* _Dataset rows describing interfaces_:
---+---

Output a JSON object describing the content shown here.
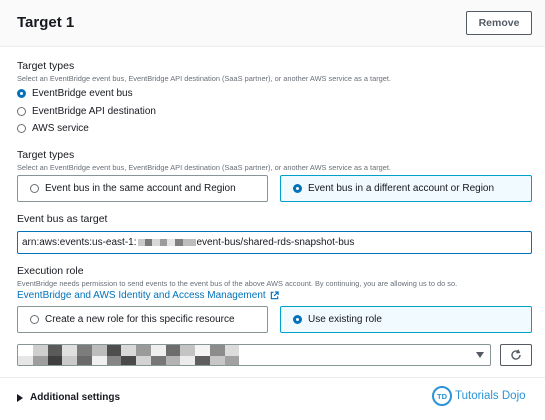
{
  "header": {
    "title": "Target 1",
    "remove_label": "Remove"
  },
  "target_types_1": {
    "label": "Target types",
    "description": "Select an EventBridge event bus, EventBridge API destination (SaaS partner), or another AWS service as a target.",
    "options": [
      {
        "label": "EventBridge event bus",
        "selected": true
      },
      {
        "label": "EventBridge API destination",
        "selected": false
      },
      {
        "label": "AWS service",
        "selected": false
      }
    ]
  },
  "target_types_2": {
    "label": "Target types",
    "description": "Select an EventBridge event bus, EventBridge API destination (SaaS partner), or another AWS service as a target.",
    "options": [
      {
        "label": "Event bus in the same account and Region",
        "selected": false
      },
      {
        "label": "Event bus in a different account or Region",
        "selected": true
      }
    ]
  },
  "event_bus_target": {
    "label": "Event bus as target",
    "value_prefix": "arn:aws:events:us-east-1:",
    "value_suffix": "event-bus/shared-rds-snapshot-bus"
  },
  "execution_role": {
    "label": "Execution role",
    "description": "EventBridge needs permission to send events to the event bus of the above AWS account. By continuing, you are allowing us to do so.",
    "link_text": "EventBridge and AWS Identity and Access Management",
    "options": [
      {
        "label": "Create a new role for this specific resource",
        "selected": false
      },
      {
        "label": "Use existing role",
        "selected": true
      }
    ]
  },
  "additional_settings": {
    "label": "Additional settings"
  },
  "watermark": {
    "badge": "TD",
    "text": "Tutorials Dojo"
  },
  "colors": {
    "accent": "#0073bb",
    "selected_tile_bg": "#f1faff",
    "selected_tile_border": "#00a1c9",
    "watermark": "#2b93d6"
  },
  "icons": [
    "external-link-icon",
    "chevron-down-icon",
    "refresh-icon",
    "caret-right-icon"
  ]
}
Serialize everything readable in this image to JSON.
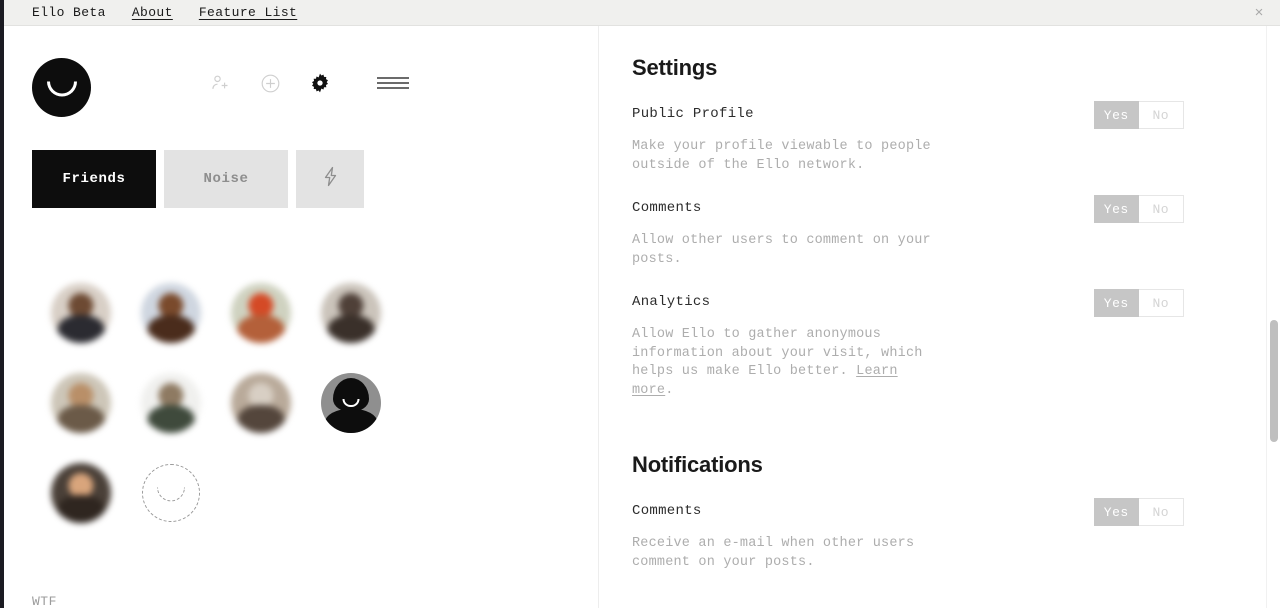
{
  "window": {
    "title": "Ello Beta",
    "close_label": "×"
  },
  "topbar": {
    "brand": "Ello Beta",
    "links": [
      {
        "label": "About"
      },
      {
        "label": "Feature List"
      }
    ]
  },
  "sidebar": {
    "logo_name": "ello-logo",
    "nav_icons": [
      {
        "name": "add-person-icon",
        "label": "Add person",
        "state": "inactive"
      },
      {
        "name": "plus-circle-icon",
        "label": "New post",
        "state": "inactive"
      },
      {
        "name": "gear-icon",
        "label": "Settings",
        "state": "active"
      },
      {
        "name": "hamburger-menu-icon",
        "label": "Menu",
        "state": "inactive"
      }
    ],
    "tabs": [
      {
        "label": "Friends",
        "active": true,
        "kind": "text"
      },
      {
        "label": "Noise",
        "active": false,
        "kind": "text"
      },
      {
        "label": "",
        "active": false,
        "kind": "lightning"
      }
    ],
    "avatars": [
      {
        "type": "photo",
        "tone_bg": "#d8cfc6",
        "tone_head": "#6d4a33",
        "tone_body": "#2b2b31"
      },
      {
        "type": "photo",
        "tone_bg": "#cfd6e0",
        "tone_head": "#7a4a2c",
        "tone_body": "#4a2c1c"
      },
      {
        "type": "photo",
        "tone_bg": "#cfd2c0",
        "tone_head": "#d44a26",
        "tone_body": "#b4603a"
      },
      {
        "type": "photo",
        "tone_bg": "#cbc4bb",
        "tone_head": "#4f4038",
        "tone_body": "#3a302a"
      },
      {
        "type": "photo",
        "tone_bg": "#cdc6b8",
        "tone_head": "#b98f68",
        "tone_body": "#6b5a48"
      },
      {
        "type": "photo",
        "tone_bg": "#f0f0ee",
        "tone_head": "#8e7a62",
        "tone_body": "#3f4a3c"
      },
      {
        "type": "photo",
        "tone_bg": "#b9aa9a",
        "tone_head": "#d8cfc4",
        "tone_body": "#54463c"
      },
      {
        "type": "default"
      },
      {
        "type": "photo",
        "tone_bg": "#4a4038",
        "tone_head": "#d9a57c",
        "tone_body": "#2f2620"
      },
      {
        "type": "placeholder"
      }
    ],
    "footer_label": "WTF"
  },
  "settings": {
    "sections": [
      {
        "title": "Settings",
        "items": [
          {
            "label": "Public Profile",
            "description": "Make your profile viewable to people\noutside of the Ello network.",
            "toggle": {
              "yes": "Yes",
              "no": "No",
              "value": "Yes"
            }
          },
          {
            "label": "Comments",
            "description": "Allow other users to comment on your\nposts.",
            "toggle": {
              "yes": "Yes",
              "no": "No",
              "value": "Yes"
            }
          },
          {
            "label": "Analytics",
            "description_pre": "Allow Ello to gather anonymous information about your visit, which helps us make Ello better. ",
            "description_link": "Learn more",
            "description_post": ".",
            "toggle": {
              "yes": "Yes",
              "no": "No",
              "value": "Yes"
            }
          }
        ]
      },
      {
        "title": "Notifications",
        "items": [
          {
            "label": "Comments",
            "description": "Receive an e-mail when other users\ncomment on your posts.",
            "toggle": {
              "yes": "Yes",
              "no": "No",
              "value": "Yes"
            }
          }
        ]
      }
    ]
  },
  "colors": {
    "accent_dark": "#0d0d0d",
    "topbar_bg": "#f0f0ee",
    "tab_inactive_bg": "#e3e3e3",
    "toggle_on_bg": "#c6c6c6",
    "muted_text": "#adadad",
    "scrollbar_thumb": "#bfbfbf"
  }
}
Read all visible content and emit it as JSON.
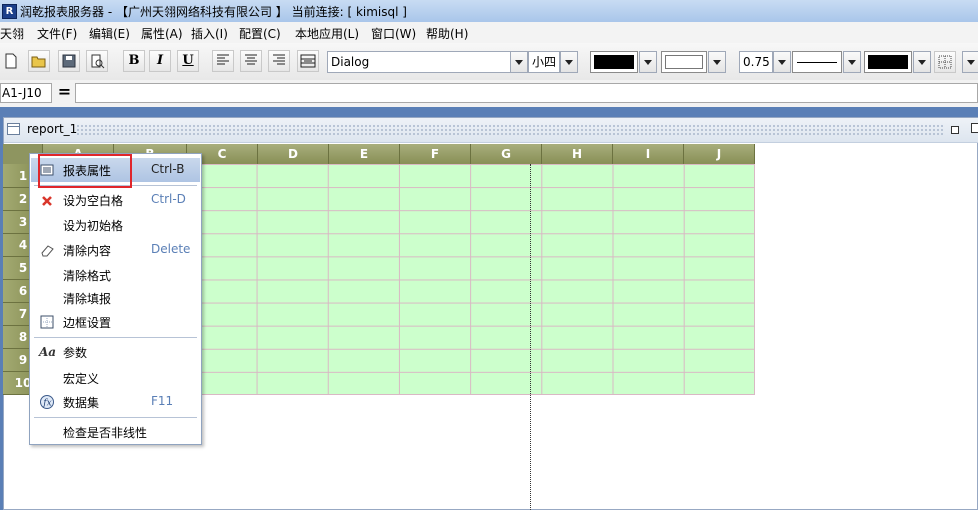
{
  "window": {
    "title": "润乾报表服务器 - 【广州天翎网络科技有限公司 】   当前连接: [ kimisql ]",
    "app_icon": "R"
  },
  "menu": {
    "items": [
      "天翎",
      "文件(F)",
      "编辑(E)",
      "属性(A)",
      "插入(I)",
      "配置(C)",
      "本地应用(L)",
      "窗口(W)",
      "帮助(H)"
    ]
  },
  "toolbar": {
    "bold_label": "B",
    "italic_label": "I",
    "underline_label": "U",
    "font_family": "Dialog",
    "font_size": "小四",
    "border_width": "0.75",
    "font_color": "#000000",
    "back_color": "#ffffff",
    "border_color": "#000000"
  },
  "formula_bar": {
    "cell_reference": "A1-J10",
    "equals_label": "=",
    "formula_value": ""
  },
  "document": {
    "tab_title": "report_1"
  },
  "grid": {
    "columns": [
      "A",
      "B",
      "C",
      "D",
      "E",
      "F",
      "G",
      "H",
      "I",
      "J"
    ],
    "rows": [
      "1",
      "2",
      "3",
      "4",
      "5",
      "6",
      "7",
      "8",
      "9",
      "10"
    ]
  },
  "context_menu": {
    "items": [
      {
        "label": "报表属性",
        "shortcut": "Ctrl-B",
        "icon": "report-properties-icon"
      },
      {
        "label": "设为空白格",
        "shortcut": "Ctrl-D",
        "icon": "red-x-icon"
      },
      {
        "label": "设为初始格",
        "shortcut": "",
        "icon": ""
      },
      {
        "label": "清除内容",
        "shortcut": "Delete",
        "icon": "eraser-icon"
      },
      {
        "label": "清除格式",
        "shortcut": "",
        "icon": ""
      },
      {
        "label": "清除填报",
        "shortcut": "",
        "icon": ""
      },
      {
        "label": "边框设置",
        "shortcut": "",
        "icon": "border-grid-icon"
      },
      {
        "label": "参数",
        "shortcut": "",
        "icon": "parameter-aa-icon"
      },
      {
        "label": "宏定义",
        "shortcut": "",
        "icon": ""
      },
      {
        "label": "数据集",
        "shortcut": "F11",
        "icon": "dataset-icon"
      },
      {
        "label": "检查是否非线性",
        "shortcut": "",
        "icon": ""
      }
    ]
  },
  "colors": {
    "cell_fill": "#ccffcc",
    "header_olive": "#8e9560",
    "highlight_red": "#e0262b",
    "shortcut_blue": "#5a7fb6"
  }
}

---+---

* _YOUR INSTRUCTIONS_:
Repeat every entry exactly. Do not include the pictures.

* _RESULT FOR THIS EXERCISE_:
Output a JSON object describing the content shown here.
{
  "header": {
    "title": "Target 1",
    "remove_label": "Remove"
  },
  "target_types_1": {
    "label": "Target types",
    "description": "Select an EventBridge event bus, EventBridge API destination (SaaS partner), or another AWS service as a target.",
    "options": [
      {
        "label": "EventBridge event bus",
        "selected": true
      },
      {
        "label": "EventBridge API destination",
        "selected": false
      },
      {
        "label": "AWS service",
        "selected": false
      }
    ]
  },
  "target_types_2": {
    "label": "Target types",
    "description": "Select an EventBridge event bus, EventBridge API destination (SaaS partner), or another AWS service as a target.",
    "options": [
      {
        "label": "Event bus in the same account and Region",
        "selected": false
      },
      {
        "label": "Event bus in a different account or Region",
        "selected": true
      }
    ]
  },
  "event_bus_target": {
    "label": "Event bus as target",
    "value_prefix": "arn:aws:events:us-east-1:",
    "value_suffix": "event-bus/shared-rds-snapshot-bus"
  },
  "execution_role": {
    "label": "Execution role",
    "description": "EventBridge needs permission to send events to the event bus of the above AWS account. By continuing, you are allowing us to do so.",
    "link_text": "EventBridge and AWS Identity and Access Management",
    "options": [
      {
        "label": "Create a new role for this specific resource",
        "selected": false
      },
      {
        "label": "Use existing role",
        "selected": true
      }
    ]
  },
  "additional_settings": {
    "label": "Additional settings"
  },
  "watermark": {
    "badge": "TD",
    "text": "Tutorials Dojo"
  },
  "colors": {
    "accent": "#0073bb",
    "selected_tile_bg": "#f1faff",
    "selected_tile_border": "#00a1c9",
    "watermark": "#2b93d6"
  },
  "icons": [
    "external-link-icon",
    "chevron-down-icon",
    "refresh-icon",
    "caret-right-icon"
  ]
}
Serialize everything readable in this image to JSON.
{
  "window": {
    "title": "Ello Beta",
    "close_label": "×"
  },
  "topbar": {
    "brand": "Ello Beta",
    "links": [
      {
        "label": "About"
      },
      {
        "label": "Feature List"
      }
    ]
  },
  "sidebar": {
    "logo_name": "ello-logo",
    "nav_icons": [
      {
        "name": "add-person-icon",
        "label": "Add person",
        "state": "inactive"
      },
      {
        "name": "plus-circle-icon",
        "label": "New post",
        "state": "inactive"
      },
      {
        "name": "gear-icon",
        "label": "Settings",
        "state": "active"
      },
      {
        "name": "hamburger-menu-icon",
        "label": "Menu",
        "state": "inactive"
      }
    ],
    "tabs": [
      {
        "label": "Friends",
        "active": true,
        "kind": "text"
      },
      {
        "label": "Noise",
        "active": false,
        "kind": "text"
      },
      {
        "label": "",
        "active": false,
        "kind": "lightning"
      }
    ],
    "avatars": [
      {
        "type": "photo",
        "tone_bg": "#d8cfc6",
        "tone_head": "#6d4a33",
        "tone_body": "#2b2b31"
      },
      {
        "type": "photo",
        "tone_bg": "#cfd6e0",
        "tone_head": "#7a4a2c",
        "tone_body": "#4a2c1c"
      },
      {
        "type": "photo",
        "tone_bg": "#cfd2c0",
        "tone_head": "#d44a26",
        "tone_body": "#b4603a"
      },
      {
        "type": "photo",
        "tone_bg": "#cbc4bb",
        "tone_head": "#4f4038",
        "tone_body": "#3a302a"
      },
      {
        "type": "photo",
        "tone_bg": "#cdc6b8",
        "tone_head": "#b98f68",
        "tone_body": "#6b5a48"
      },
      {
        "type": "photo",
        "tone_bg": "#f0f0ee",
        "tone_head": "#8e7a62",
        "tone_body": "#3f4a3c"
      },
      {
        "type": "photo",
        "tone_bg": "#b9aa9a",
        "tone_head": "#d8cfc4",
        "tone_body": "#54463c"
      },
      {
        "type": "default"
      },
      {
        "type": "photo",
        "tone_bg": "#4a4038",
        "tone_head": "#d9a57c",
        "tone_body": "#2f2620"
      },
      {
        "type": "placeholder"
      }
    ],
    "footer_label": "WTF"
  },
  "settings": {
    "sections": [
      {
        "title": "Settings",
        "items": [
          {
            "label": "Public Profile",
            "description": "Make your profile viewable to people\noutside of the Ello network.",
            "toggle": {
              "yes": "Yes",
              "no": "No",
              "value": "Yes"
            }
          },
          {
            "label": "Comments",
            "description": "Allow other users to comment on your\nposts.",
            "toggle": {
              "yes": "Yes",
              "no": "No",
              "value": "Yes"
            }
          },
          {
            "label": "Analytics",
            "description_pre": "Allow Ello to gather anonymous information about your visit, which helps us make Ello better. ",
            "description_link": "Learn more",
            "description_post": ".",
            "toggle": {
              "yes": "Yes",
              "no": "No",
              "value": "Yes"
            }
          }
        ]
      },
      {
        "title": "Notifications",
        "items": [
          {
            "label": "Comments",
            "description": "Receive an e-mail when other users\ncomment on your posts.",
            "toggle": {
              "yes": "Yes",
              "no": "No",
              "value": "Yes"
            }
          }
        ]
      }
    ]
  },
  "colors": {
    "accent_dark": "#0d0d0d",
    "topbar_bg": "#f0f0ee",
    "tab_inactive_bg": "#e3e3e3",
    "toggle_on_bg": "#c6c6c6",
    "muted_text": "#adadad",
    "scrollbar_thumb": "#bfbfbf"
  }
}
Read all visible content and emit it as JSON.
{
  "window": {
    "title": "润乾报表服务器 - 【广州天翎网络科技有限公司 】   当前连接: [ kimisql ]",
    "app_icon": "R"
  },
  "menu": {
    "items": [
      "天翎",
      "文件(F)",
      "编辑(E)",
      "属性(A)",
      "插入(I)",
      "配置(C)",
      "本地应用(L)",
      "窗口(W)",
      "帮助(H)"
    ]
  },
  "toolbar": {
    "bold_label": "B",
    "italic_label": "I",
    "underline_label": "U",
    "font_family": "Dialog",
    "font_size": "小四",
    "border_width": "0.75",
    "font_color": "#000000",
    "back_color": "#ffffff",
    "border_color": "#000000"
  },
  "formula_bar": {
    "cell_reference": "A1-J10",
    "equals_label": "=",
    "formula_value": ""
  },
  "document": {
    "tab_title": "report_1"
  },
  "grid": {
    "columns": [
      "A",
      "B",
      "C",
      "D",
      "E",
      "F",
      "G",
      "H",
      "I",
      "J"
    ],
    "rows": [
      "1",
      "2",
      "3",
      "4",
      "5",
      "6",
      "7",
      "8",
      "9",
      "10"
    ]
  },
  "context_menu": {
    "items": [
      {
        "label": "报表属性",
        "shortcut": "Ctrl-B",
        "icon": "report-properties-icon"
      },
      {
        "label": "设为空白格",
        "shortcut": "Ctrl-D",
        "icon": "red-x-icon"
      },
      {
        "label": "设为初始格",
        "shortcut": "",
        "icon": ""
      },
      {
        "label": "清除内容",
        "shortcut": "Delete",
        "icon": "eraser-icon"
      },
      {
        "label": "清除格式",
        "shortcut": "",
        "icon": ""
      },
      {
        "label": "清除填报",
        "shortcut": "",
        "icon": ""
      },
      {
        "label": "边框设置",
        "shortcut": "",
        "icon": "border-grid-icon"
      },
      {
        "label": "参数",
        "shortcut": "",
        "icon": "parameter-aa-icon"
      },
      {
        "label": "宏定义",
        "shortcut": "",
        "icon": ""
      },
      {
        "label": "数据集",
        "shortcut": "F11",
        "icon": "dataset-icon"
      },
      {
        "label": "检查是否非线性",
        "shortcut": "",
        "icon": ""
      }
    ]
  },
  "colors": {
    "cell_fill": "#ccffcc",
    "header_olive": "#8e9560",
    "highlight_red": "#e0262b",
    "shortcut_blue": "#5a7fb6"
  }
}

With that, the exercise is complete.